THE TASK » Copy the data exactly. Images are to be left out.

** RECORDS SUPPLIED follows **

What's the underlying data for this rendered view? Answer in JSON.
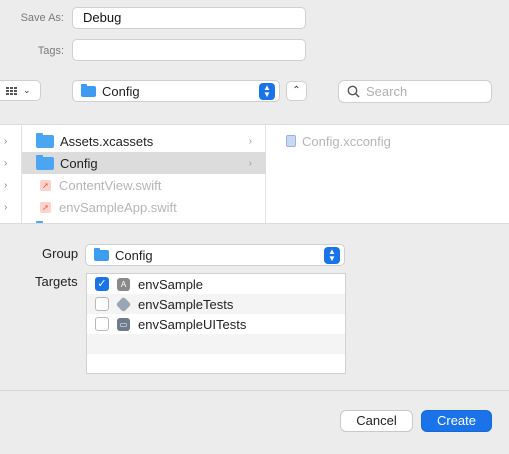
{
  "save_as": {
    "label": "Save As:",
    "value": "Debug"
  },
  "tags": {
    "label": "Tags:",
    "value": ""
  },
  "toolbar": {
    "location": "Config",
    "search_placeholder": "Search"
  },
  "browser": {
    "column1": [
      {
        "name": "Assets.xcassets",
        "kind": "folder",
        "selected": false,
        "disabled": false
      },
      {
        "name": "Config",
        "kind": "folder",
        "selected": true,
        "disabled": false
      },
      {
        "name": "ContentView.swift",
        "kind": "swift",
        "selected": false,
        "disabled": true
      },
      {
        "name": "envSampleApp.swift",
        "kind": "swift",
        "selected": false,
        "disabled": true
      }
    ],
    "column2": [
      {
        "name": "Config.xcconfig",
        "kind": "xcconfig",
        "disabled": true
      }
    ]
  },
  "group": {
    "label": "Group",
    "value": "Config"
  },
  "targets": {
    "label": "Targets",
    "items": [
      {
        "name": "envSample",
        "checked": true,
        "icon": "app-target-icon"
      },
      {
        "name": "envSampleTests",
        "checked": false,
        "icon": "test-target-icon"
      },
      {
        "name": "envSampleUITests",
        "checked": false,
        "icon": "ui-test-target-icon"
      }
    ]
  },
  "buttons": {
    "cancel": "Cancel",
    "create": "Create"
  },
  "colors": {
    "accent": "#1a73e8",
    "folder": "#3d9cf0"
  }
}
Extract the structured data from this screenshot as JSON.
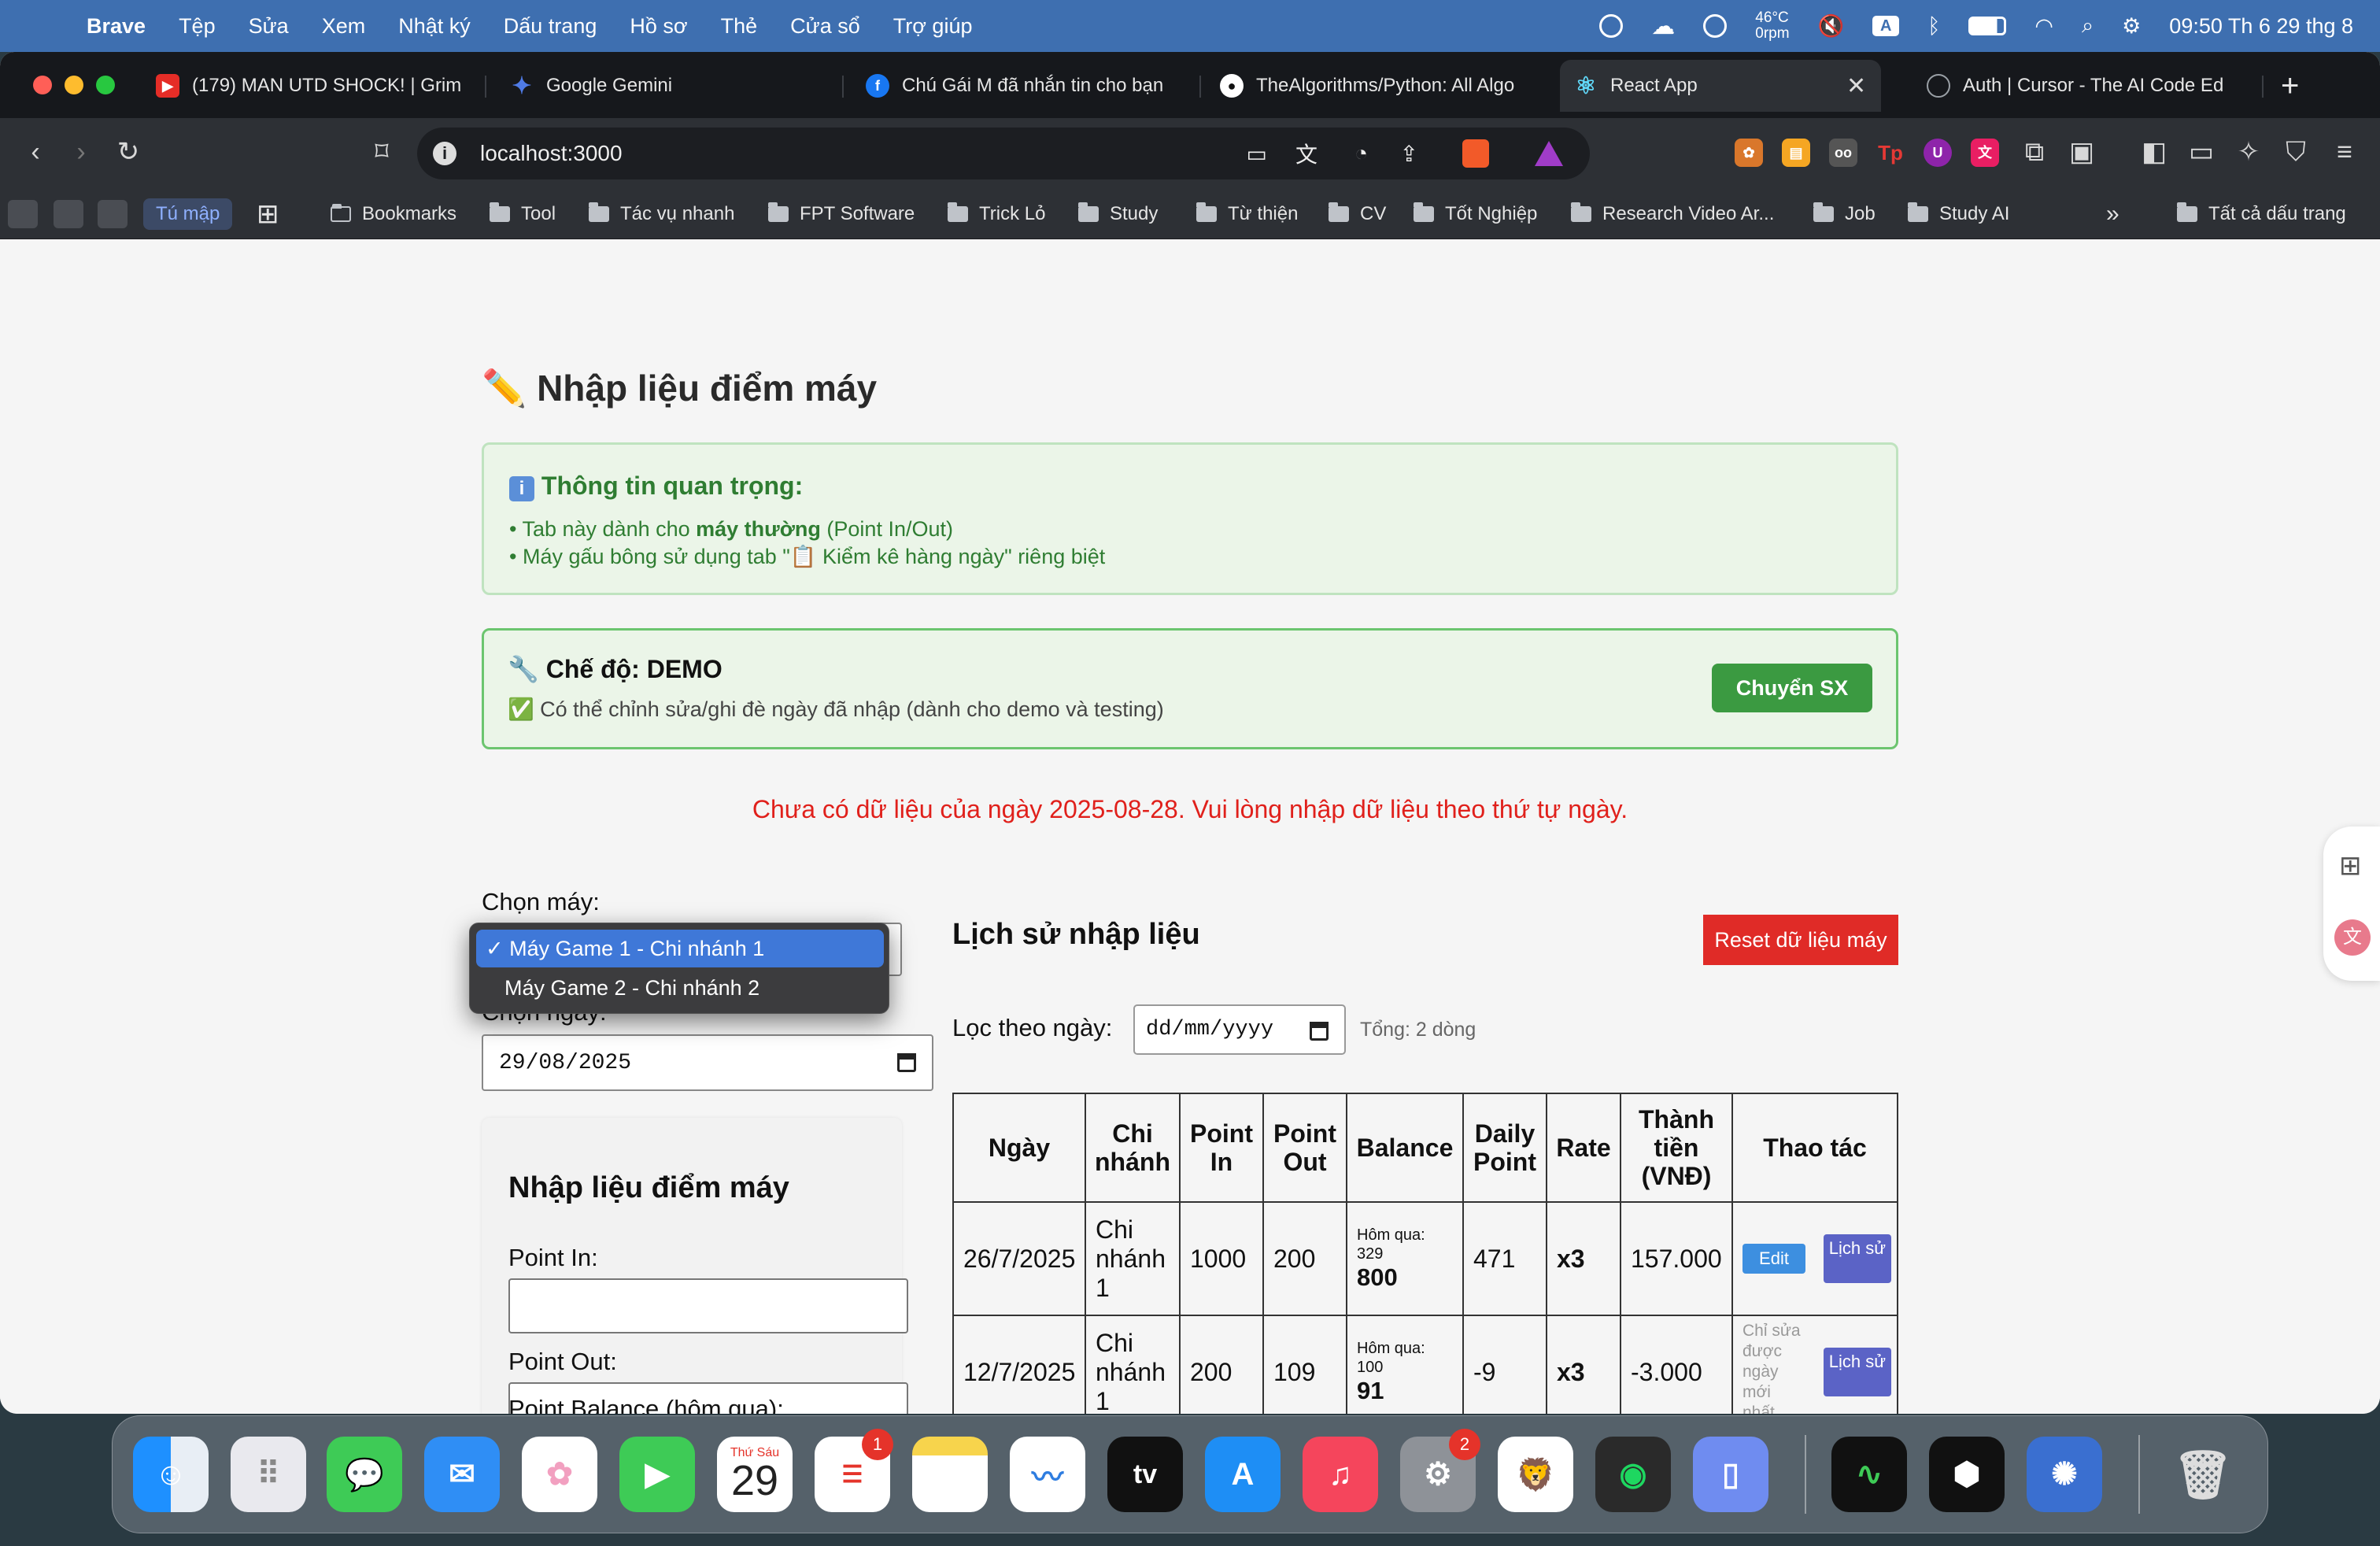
{
  "menubar": {
    "app": "Brave",
    "items": [
      "Tệp",
      "Sửa",
      "Xem",
      "Nhật ký",
      "Dấu trang",
      "Hồ sơ",
      "Thẻ",
      "Cửa sổ",
      "Trợ giúp"
    ],
    "temp": "46°C",
    "fan": "0rpm",
    "input_source": "A",
    "clock": "09:50 Th 6 29 thg 8"
  },
  "tabs": [
    {
      "title": "(179) MAN UTD SHOCK! | Grim",
      "icon": "youtube-icon",
      "color": "#e52d27"
    },
    {
      "title": "Google Gemini",
      "icon": "gemini-icon",
      "color": "#4f7be6"
    },
    {
      "title": "Chú Gái M đã nhắn tin cho bạn",
      "icon": "facebook-icon",
      "color": "#1877f2"
    },
    {
      "title": "TheAlgorithms/Python: All Algo",
      "icon": "github-icon",
      "color": "#ffffff"
    },
    {
      "title": "React App",
      "icon": "react-icon",
      "color": "#61dafb"
    },
    {
      "title": "Auth | Cursor - The AI Code Ed",
      "icon": "globe-icon",
      "color": "#9aa0a6"
    }
  ],
  "url": "localhost:3000",
  "bookmarks": {
    "tab_group": "Tú mập",
    "items": [
      "Bookmarks",
      "Tool",
      "Tác vụ nhanh",
      "FPT Software",
      "Trick Lỏ",
      "Study",
      "Từ thiện",
      "CV",
      "Tốt Nghiệp",
      "Research Video Ar...",
      "Job",
      "Study AI"
    ],
    "all": "Tất cả dấu trang"
  },
  "page": {
    "title": "Nhập liệu điểm máy",
    "info": {
      "heading": "Thông tin quan trọng:",
      "line1_pre": "• Tab này dành cho ",
      "line1_bold": "máy thường",
      "line1_post": " (Point In/Out)",
      "line2": "• Máy gấu bông sử dụng tab \"📋 Kiểm kê hàng ngày\" riêng biệt"
    },
    "mode": {
      "heading": "🔧 Chế độ: DEMO",
      "desc": "✅ Có thể chỉnh sửa/ghi đè ngày đã nhập (dành cho demo và testing)",
      "button": "Chuyển SX"
    },
    "notice": "Chưa có dữ liệu của ngày 2025-08-28. Vui lòng nhập dữ liệu theo thứ tự ngày.",
    "machine_label": "Chọn máy:",
    "machine_options": [
      "Máy Game 1 - Chi nhánh 1",
      "Máy Game 2 - Chi nhánh 2"
    ],
    "date_label": "Chọn ngày:",
    "date_value": "29/08/2025",
    "form": {
      "title": "Nhập liệu điểm máy",
      "point_in": "Point In:",
      "point_out": "Point Out:",
      "balance": "Point Balance (hôm qua):"
    },
    "history": {
      "title": "Lịch sử nhập liệu",
      "reset": "Reset dữ liệu máy",
      "filter_label": "Lọc theo ngày:",
      "filter_placeholder": "dd/mm/yyyy",
      "total": "Tổng: 2 dòng",
      "headers": [
        "Ngày",
        "Chi nhánh",
        "Point In",
        "Point Out",
        "Balance",
        "Daily Point",
        "Rate",
        "Thành tiền (VNĐ)",
        "Thao tác"
      ],
      "rows": [
        {
          "date": "26/7/2025",
          "branch": "Chi nhánh 1",
          "in": "1000",
          "out": "200",
          "bal_prev": "Hôm qua: 329",
          "bal": "800",
          "daily": "471",
          "rate": "x3",
          "amount": "157.000",
          "edit": "Edit",
          "hist": "Lịch sử"
        },
        {
          "date": "12/7/2025",
          "branch": "Chi nhánh 1",
          "in": "200",
          "out": "109",
          "bal_prev": "Hôm qua: 100",
          "bal": "91",
          "daily": "-9",
          "rate": "x3",
          "amount": "-3.000",
          "note": "Chỉ sửa được ngày mới nhất",
          "hist": "Lịch sử"
        }
      ]
    }
  },
  "dock": {
    "calendar_day": "Thứ Sáu",
    "calendar_date": "29",
    "reminders_badge": "1",
    "settings_badge": "2",
    "tv_label": "tv"
  }
}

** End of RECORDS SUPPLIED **

SOLUTION FOR THIS TASK »
What's the underlying data for this rendered view? Answer in JSON.
{
  "save_as": {
    "label": "Save As:",
    "value": "Debug"
  },
  "tags": {
    "label": "Tags:",
    "value": ""
  },
  "toolbar": {
    "location": "Config",
    "search_placeholder": "Search"
  },
  "browser": {
    "column1": [
      {
        "name": "Assets.xcassets",
        "kind": "folder",
        "selected": false,
        "disabled": false
      },
      {
        "name": "Config",
        "kind": "folder",
        "selected": true,
        "disabled": false
      },
      {
        "name": "ContentView.swift",
        "kind": "swift",
        "selected": false,
        "disabled": true
      },
      {
        "name": "envSampleApp.swift",
        "kind": "swift",
        "selected": false,
        "disabled": true
      }
    ],
    "column2": [
      {
        "name": "Config.xcconfig",
        "kind": "xcconfig",
        "disabled": true
      }
    ]
  },
  "group": {
    "label": "Group",
    "value": "Config"
  },
  "targets": {
    "label": "Targets",
    "items": [
      {
        "name": "envSample",
        "checked": true,
        "icon": "app-target-icon"
      },
      {
        "name": "envSampleTests",
        "checked": false,
        "icon": "test-target-icon"
      },
      {
        "name": "envSampleUITests",
        "checked": false,
        "icon": "ui-test-target-icon"
      }
    ]
  },
  "buttons": {
    "cancel": "Cancel",
    "create": "Create"
  },
  "colors": {
    "accent": "#1a73e8",
    "folder": "#3d9cf0"
  }
}
Extract the structured data from this screenshot as JSON.
{
  "menubar": {
    "app": "Brave",
    "items": [
      "Tệp",
      "Sửa",
      "Xem",
      "Nhật ký",
      "Dấu trang",
      "Hồ sơ",
      "Thẻ",
      "Cửa sổ",
      "Trợ giúp"
    ],
    "temp": "46°C",
    "fan": "0rpm",
    "input_source": "A",
    "clock": "09:50 Th 6 29 thg 8"
  },
  "tabs": [
    {
      "title": "(179) MAN UTD SHOCK! | Grim",
      "icon": "youtube-icon",
      "color": "#e52d27"
    },
    {
      "title": "Google Gemini",
      "icon": "gemini-icon",
      "color": "#4f7be6"
    },
    {
      "title": "Chú Gái M đã nhắn tin cho bạn",
      "icon": "facebook-icon",
      "color": "#1877f2"
    },
    {
      "title": "TheAlgorithms/Python: All Algo",
      "icon": "github-icon",
      "color": "#ffffff"
    },
    {
      "title": "React App",
      "icon": "react-icon",
      "color": "#61dafb"
    },
    {
      "title": "Auth | Cursor - The AI Code Ed",
      "icon": "globe-icon",
      "color": "#9aa0a6"
    }
  ],
  "url": "localhost:3000",
  "bookmarks": {
    "tab_group": "Tú mập",
    "items": [
      "Bookmarks",
      "Tool",
      "Tác vụ nhanh",
      "FPT Software",
      "Trick Lỏ",
      "Study",
      "Từ thiện",
      "CV",
      "Tốt Nghiệp",
      "Research Video Ar...",
      "Job",
      "Study AI"
    ],
    "all": "Tất cả dấu trang"
  },
  "page": {
    "title": "Nhập liệu điểm máy",
    "info": {
      "heading": "Thông tin quan trọng:",
      "line1_pre": "• Tab này dành cho ",
      "line1_bold": "máy thường",
      "line1_post": " (Point In/Out)",
      "line2": "• Máy gấu bông sử dụng tab \"📋 Kiểm kê hàng ngày\" riêng biệt"
    },
    "mode": {
      "heading": "🔧 Chế độ: DEMO",
      "desc": "✅ Có thể chỉnh sửa/ghi đè ngày đã nhập (dành cho demo và testing)",
      "button": "Chuyển SX"
    },
    "notice": "Chưa có dữ liệu của ngày 2025-08-28. Vui lòng nhập dữ liệu theo thứ tự ngày.",
    "machine_label": "Chọn máy:",
    "machine_options": [
      "Máy Game 1 - Chi nhánh 1",
      "Máy Game 2 - Chi nhánh 2"
    ],
    "date_label": "Chọn ngày:",
    "date_value": "29/08/2025",
    "form": {
      "title": "Nhập liệu điểm máy",
      "point_in": "Point In:",
      "point_out": "Point Out:",
      "balance": "Point Balance (hôm qua):"
    },
    "history": {
      "title": "Lịch sử nhập liệu",
      "reset": "Reset dữ liệu máy",
      "filter_label": "Lọc theo ngày:",
      "filter_placeholder": "dd/mm/yyyy",
      "total": "Tổng: 2 dòng",
      "headers": [
        "Ngày",
        "Chi nhánh",
        "Point In",
        "Point Out",
        "Balance",
        "Daily Point",
        "Rate",
        "Thành tiền (VNĐ)",
        "Thao tác"
      ],
      "rows": [
        {
          "date": "26/7/2025",
          "branch": "Chi nhánh 1",
          "in": "1000",
          "out": "200",
          "bal_prev": "Hôm qua: 329",
          "bal": "800",
          "daily": "471",
          "rate": "x3",
          "amount": "157.000",
          "edit": "Edit",
          "hist": "Lịch sử"
        },
        {
          "date": "12/7/2025",
          "branch": "Chi nhánh 1",
          "in": "200",
          "out": "109",
          "bal_prev": "Hôm qua: 100",
          "bal": "91",
          "daily": "-9",
          "rate": "x3",
          "amount": "-3.000",
          "note": "Chỉ sửa được ngày mới nhất",
          "hist": "Lịch sử"
        }
      ]
    }
  },
  "dock": {
    "calendar_day": "Thứ Sáu",
    "calendar_date": "29",
    "reminders_badge": "1",
    "settings_badge": "2",
    "tv_label": "tv"
  }
}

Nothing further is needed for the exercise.